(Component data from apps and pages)
○ ○ ○

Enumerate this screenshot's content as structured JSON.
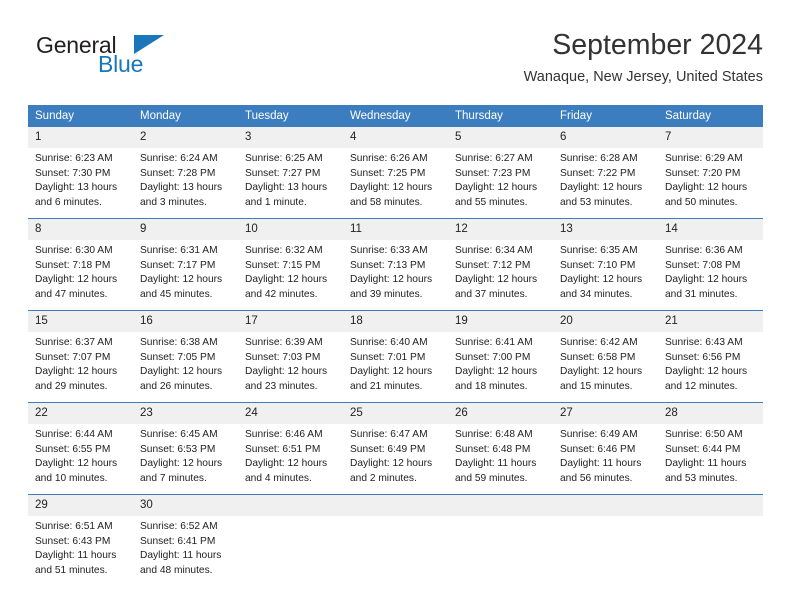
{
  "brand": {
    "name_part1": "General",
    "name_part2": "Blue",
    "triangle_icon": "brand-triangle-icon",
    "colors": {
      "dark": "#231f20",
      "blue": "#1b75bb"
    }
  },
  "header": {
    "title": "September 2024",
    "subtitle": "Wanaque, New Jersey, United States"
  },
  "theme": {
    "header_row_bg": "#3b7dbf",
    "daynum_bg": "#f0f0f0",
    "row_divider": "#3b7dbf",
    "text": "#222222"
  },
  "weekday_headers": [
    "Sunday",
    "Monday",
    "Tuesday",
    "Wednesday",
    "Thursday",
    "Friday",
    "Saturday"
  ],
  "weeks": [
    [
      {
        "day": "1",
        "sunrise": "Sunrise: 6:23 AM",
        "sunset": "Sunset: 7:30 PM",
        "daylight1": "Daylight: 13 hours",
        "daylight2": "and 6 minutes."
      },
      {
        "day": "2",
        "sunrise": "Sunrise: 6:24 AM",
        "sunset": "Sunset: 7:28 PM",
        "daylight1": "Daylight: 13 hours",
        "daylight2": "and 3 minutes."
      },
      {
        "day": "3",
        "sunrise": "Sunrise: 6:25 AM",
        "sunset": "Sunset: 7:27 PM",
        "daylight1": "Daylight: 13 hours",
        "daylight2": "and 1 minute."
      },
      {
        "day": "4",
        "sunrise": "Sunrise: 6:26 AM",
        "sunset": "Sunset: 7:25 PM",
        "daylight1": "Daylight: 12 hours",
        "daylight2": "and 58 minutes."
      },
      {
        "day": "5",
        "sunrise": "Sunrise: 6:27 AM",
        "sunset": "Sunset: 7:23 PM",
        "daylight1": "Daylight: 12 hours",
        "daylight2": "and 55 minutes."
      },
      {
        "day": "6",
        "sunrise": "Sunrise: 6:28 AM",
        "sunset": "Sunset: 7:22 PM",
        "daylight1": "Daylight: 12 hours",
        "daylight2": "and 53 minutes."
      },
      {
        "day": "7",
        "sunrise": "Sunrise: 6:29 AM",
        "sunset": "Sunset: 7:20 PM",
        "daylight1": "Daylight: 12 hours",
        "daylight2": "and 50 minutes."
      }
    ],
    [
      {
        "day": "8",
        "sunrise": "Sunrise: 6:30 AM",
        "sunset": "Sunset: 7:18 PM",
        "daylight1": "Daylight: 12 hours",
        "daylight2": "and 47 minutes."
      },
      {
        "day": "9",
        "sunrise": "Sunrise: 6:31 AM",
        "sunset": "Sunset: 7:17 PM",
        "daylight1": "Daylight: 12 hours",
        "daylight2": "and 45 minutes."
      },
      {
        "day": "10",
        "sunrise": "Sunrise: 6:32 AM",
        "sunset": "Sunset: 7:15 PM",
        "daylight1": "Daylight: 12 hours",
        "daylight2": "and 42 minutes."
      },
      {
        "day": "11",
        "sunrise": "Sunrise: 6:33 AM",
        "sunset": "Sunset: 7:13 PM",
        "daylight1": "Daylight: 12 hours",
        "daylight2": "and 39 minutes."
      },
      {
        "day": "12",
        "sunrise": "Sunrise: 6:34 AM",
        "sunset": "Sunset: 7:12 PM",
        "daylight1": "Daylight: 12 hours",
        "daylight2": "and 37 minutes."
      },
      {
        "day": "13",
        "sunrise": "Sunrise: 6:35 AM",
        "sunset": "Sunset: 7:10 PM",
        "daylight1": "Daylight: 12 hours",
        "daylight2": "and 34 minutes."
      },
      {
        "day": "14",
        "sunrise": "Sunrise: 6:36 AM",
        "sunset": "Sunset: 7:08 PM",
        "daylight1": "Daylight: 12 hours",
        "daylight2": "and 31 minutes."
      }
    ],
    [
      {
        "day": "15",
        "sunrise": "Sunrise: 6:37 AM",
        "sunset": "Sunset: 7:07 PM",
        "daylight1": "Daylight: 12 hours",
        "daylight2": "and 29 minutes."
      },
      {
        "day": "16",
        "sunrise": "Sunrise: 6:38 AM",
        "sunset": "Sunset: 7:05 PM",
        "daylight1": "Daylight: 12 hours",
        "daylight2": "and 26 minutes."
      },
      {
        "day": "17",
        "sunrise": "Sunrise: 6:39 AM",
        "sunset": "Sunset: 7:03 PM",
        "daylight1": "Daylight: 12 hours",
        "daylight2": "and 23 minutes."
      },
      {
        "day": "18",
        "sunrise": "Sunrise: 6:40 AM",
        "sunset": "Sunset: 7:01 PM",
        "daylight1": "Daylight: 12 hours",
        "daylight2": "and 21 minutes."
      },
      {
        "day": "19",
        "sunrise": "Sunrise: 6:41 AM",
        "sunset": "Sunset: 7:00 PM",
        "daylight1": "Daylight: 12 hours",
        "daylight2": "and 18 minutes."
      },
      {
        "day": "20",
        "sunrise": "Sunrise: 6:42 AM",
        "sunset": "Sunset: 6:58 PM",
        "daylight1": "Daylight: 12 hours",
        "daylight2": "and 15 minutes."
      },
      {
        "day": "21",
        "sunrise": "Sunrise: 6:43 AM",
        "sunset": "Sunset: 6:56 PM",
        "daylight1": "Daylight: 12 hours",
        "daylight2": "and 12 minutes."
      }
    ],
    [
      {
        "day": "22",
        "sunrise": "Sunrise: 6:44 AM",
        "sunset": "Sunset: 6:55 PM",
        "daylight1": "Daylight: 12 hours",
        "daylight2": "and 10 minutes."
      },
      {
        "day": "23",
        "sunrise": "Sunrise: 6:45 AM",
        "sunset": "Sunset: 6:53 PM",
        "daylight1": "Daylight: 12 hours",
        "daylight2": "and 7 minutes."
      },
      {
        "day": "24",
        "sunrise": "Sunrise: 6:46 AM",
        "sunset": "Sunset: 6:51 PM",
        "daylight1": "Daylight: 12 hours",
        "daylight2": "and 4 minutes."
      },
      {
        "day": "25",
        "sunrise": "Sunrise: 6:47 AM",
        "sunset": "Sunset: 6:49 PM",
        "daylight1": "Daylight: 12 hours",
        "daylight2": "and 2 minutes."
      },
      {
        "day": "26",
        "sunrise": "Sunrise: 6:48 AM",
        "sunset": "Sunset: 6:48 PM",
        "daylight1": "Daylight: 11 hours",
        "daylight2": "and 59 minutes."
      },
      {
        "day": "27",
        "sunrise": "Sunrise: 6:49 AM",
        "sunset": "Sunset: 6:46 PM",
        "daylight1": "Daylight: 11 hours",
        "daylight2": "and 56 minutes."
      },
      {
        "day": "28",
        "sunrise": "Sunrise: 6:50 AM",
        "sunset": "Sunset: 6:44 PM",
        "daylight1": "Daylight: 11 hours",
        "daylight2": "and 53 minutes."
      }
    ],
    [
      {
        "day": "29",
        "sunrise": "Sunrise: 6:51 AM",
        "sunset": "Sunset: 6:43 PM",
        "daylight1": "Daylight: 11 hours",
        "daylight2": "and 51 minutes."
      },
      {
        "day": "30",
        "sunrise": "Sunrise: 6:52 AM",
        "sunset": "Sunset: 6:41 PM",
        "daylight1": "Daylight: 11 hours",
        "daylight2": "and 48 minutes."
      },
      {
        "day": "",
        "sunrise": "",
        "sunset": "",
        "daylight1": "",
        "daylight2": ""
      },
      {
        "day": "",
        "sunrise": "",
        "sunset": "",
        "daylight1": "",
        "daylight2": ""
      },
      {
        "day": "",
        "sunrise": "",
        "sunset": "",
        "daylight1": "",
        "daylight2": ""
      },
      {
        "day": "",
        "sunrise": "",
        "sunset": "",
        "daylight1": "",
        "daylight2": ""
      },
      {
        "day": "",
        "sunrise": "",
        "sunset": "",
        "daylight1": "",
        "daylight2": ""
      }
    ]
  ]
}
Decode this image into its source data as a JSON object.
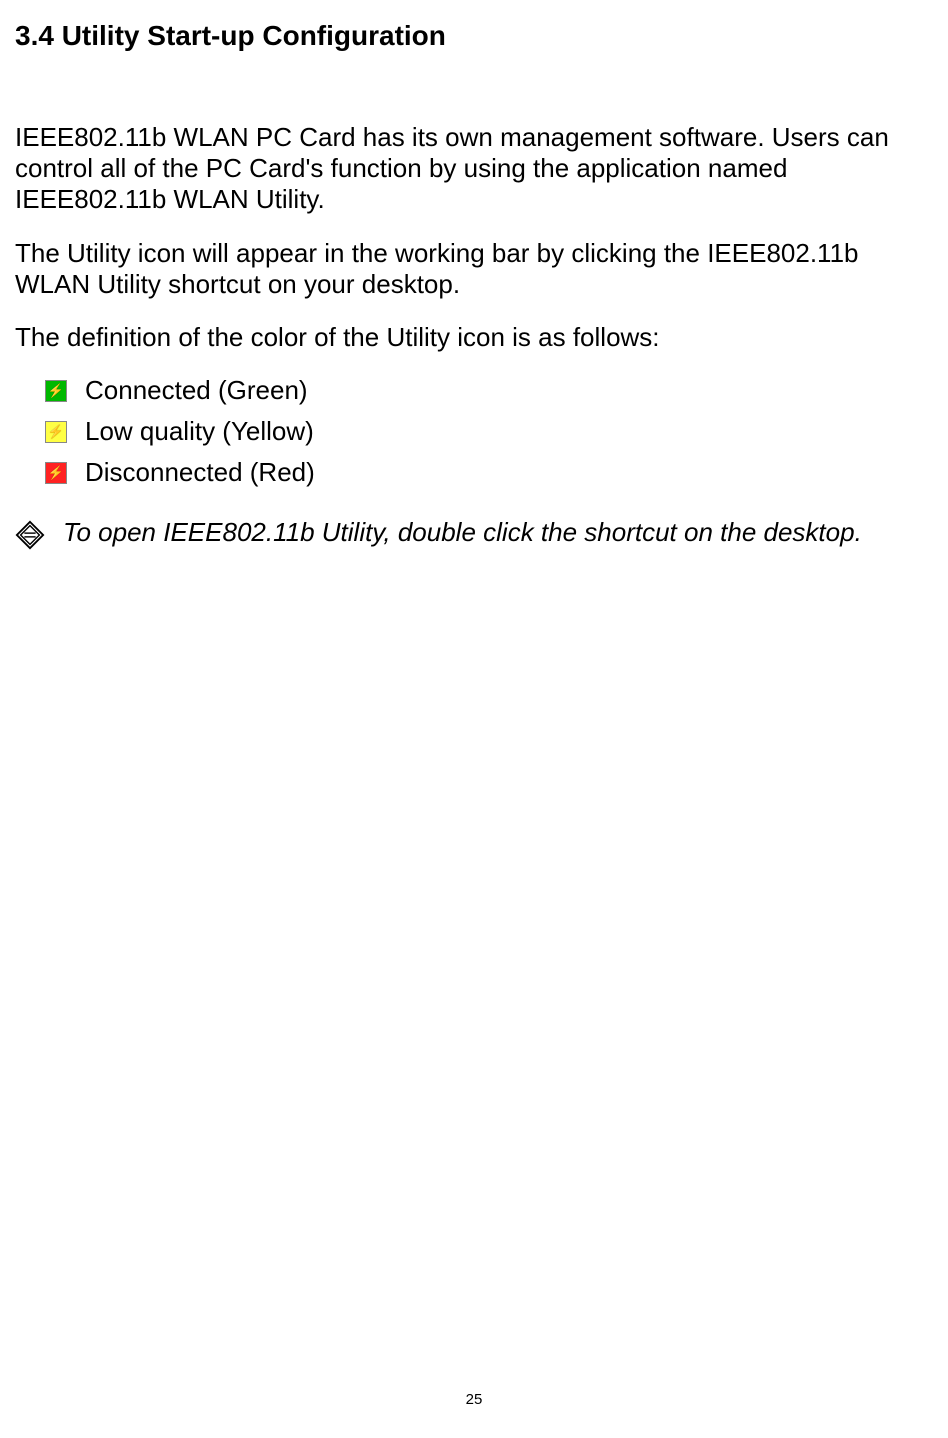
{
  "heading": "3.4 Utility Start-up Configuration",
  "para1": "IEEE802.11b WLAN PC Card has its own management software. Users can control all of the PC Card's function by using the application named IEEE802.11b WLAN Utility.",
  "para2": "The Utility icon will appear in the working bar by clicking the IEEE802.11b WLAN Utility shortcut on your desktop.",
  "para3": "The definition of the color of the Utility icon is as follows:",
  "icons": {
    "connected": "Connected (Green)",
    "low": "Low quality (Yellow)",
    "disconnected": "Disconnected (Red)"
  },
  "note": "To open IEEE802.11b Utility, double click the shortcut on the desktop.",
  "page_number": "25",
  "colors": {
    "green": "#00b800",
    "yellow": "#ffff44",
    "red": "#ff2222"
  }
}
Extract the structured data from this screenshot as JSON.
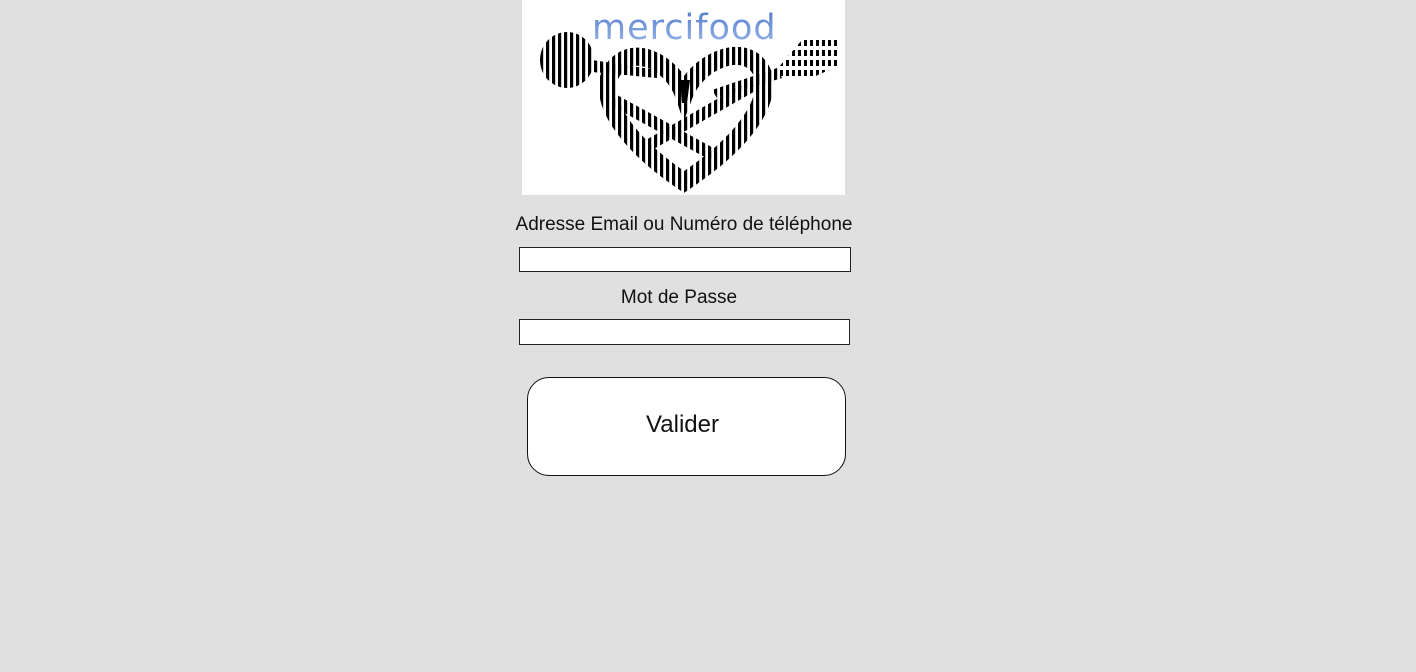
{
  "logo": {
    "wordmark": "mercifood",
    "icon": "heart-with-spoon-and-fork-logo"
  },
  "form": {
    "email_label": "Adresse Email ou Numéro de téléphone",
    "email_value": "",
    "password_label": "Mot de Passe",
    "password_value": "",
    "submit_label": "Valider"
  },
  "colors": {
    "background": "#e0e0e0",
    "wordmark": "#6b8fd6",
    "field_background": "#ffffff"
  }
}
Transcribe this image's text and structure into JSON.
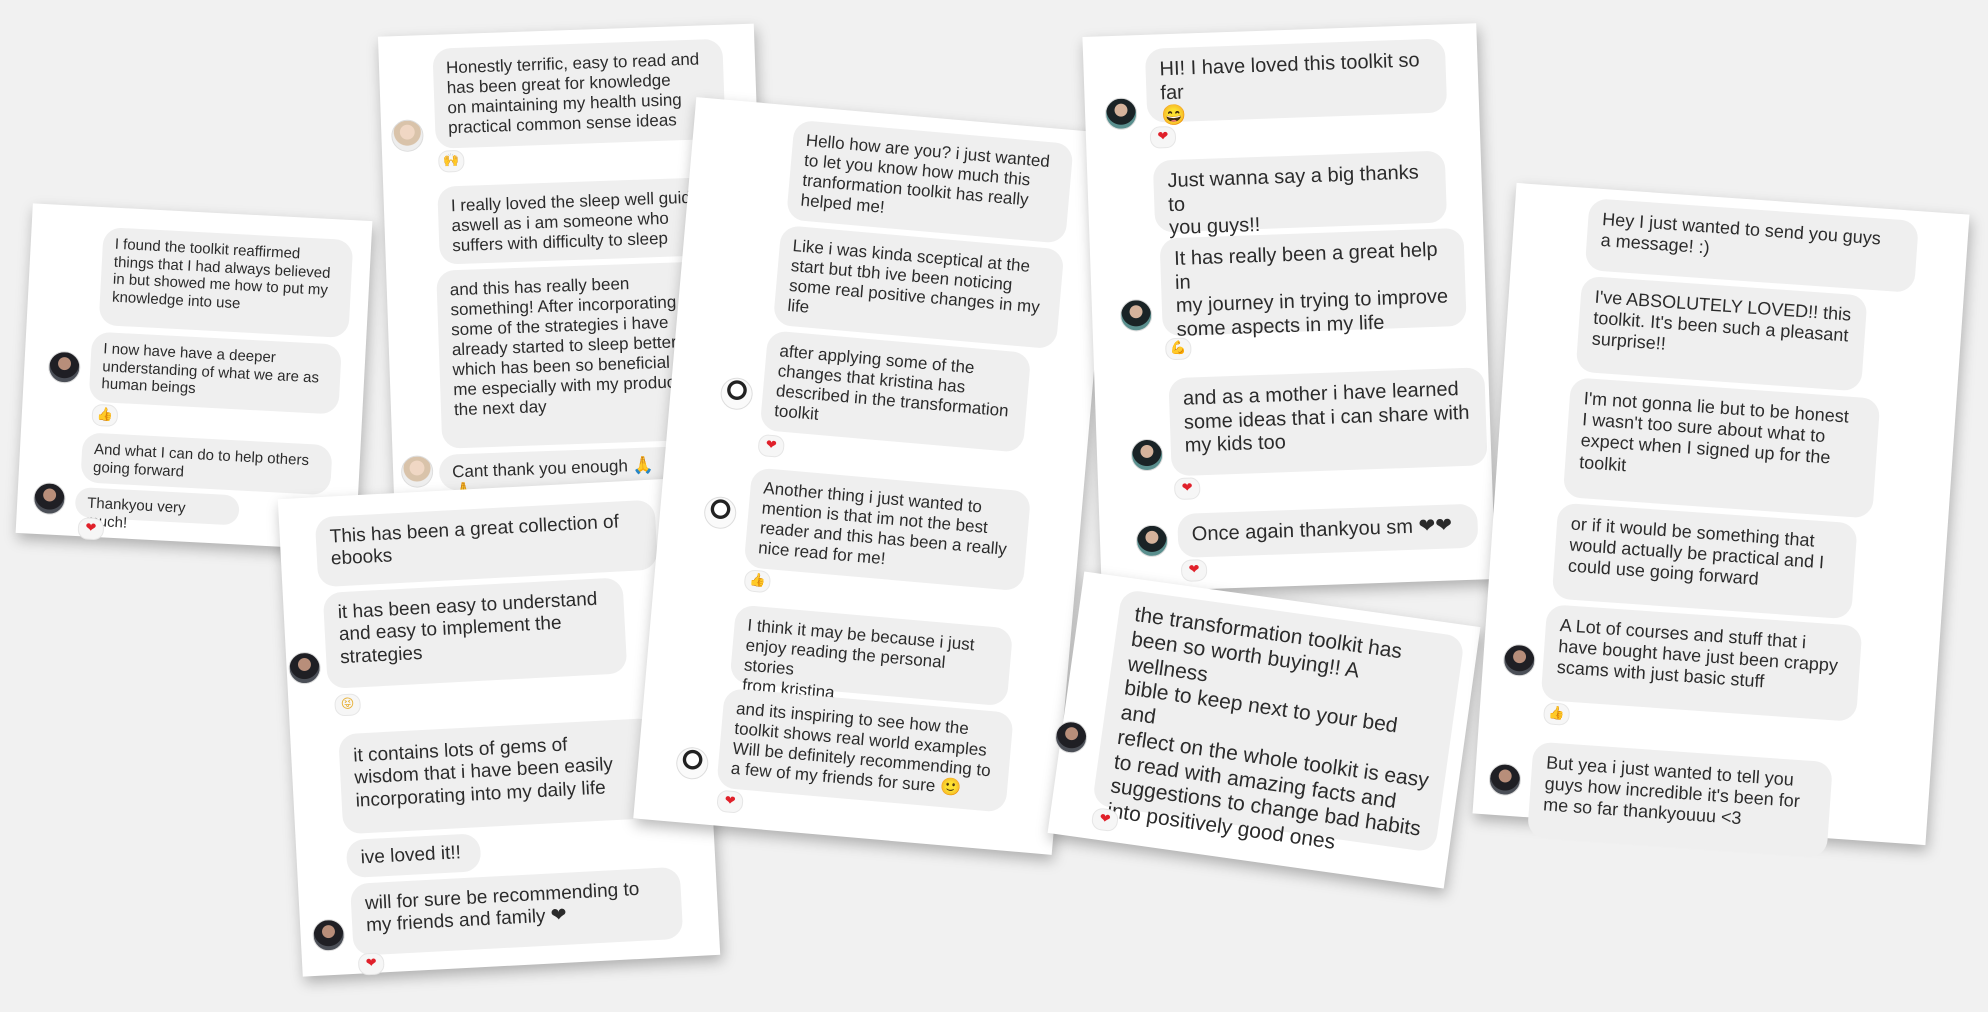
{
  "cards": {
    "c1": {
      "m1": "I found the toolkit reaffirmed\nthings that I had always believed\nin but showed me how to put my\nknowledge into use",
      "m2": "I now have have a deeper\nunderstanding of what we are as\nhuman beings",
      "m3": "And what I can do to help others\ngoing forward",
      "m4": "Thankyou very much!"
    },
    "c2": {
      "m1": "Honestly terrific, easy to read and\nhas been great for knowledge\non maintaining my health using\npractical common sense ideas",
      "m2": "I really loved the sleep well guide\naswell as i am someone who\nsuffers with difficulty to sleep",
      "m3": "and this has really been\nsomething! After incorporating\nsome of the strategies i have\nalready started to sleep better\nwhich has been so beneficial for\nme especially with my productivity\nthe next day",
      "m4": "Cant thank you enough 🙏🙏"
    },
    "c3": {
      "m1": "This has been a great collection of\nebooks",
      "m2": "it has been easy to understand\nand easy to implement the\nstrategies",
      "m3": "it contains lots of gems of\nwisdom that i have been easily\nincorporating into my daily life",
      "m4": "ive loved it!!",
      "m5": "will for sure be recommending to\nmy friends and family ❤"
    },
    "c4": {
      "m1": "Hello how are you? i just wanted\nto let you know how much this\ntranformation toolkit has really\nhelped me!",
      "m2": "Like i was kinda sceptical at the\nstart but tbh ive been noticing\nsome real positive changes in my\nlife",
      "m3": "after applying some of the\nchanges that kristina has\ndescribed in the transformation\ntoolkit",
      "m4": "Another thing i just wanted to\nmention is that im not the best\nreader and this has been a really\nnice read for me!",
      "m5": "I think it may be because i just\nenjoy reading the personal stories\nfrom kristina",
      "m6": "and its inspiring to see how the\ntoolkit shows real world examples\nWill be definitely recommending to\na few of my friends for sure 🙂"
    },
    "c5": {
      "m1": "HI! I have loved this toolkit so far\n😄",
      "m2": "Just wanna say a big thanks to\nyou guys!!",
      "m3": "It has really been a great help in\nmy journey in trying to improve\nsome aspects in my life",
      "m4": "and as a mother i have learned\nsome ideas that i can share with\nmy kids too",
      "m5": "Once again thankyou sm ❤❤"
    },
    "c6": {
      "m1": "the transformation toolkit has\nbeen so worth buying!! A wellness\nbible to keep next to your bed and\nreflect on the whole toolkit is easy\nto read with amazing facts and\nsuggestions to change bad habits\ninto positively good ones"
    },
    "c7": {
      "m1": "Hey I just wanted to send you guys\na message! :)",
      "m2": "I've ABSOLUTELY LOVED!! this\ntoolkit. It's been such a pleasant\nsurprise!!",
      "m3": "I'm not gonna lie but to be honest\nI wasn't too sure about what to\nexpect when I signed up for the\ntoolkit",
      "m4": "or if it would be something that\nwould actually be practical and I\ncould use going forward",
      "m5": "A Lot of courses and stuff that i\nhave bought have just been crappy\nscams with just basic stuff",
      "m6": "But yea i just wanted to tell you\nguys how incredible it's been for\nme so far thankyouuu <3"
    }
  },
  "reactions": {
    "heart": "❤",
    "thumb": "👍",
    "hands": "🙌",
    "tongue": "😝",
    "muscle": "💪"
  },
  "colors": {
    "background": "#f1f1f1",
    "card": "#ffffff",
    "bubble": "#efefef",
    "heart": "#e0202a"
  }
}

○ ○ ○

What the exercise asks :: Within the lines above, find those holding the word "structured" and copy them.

Response area ::
Enumerate this screenshot's content as structured JSON.
Extract the structured data from this screenshot as JSON.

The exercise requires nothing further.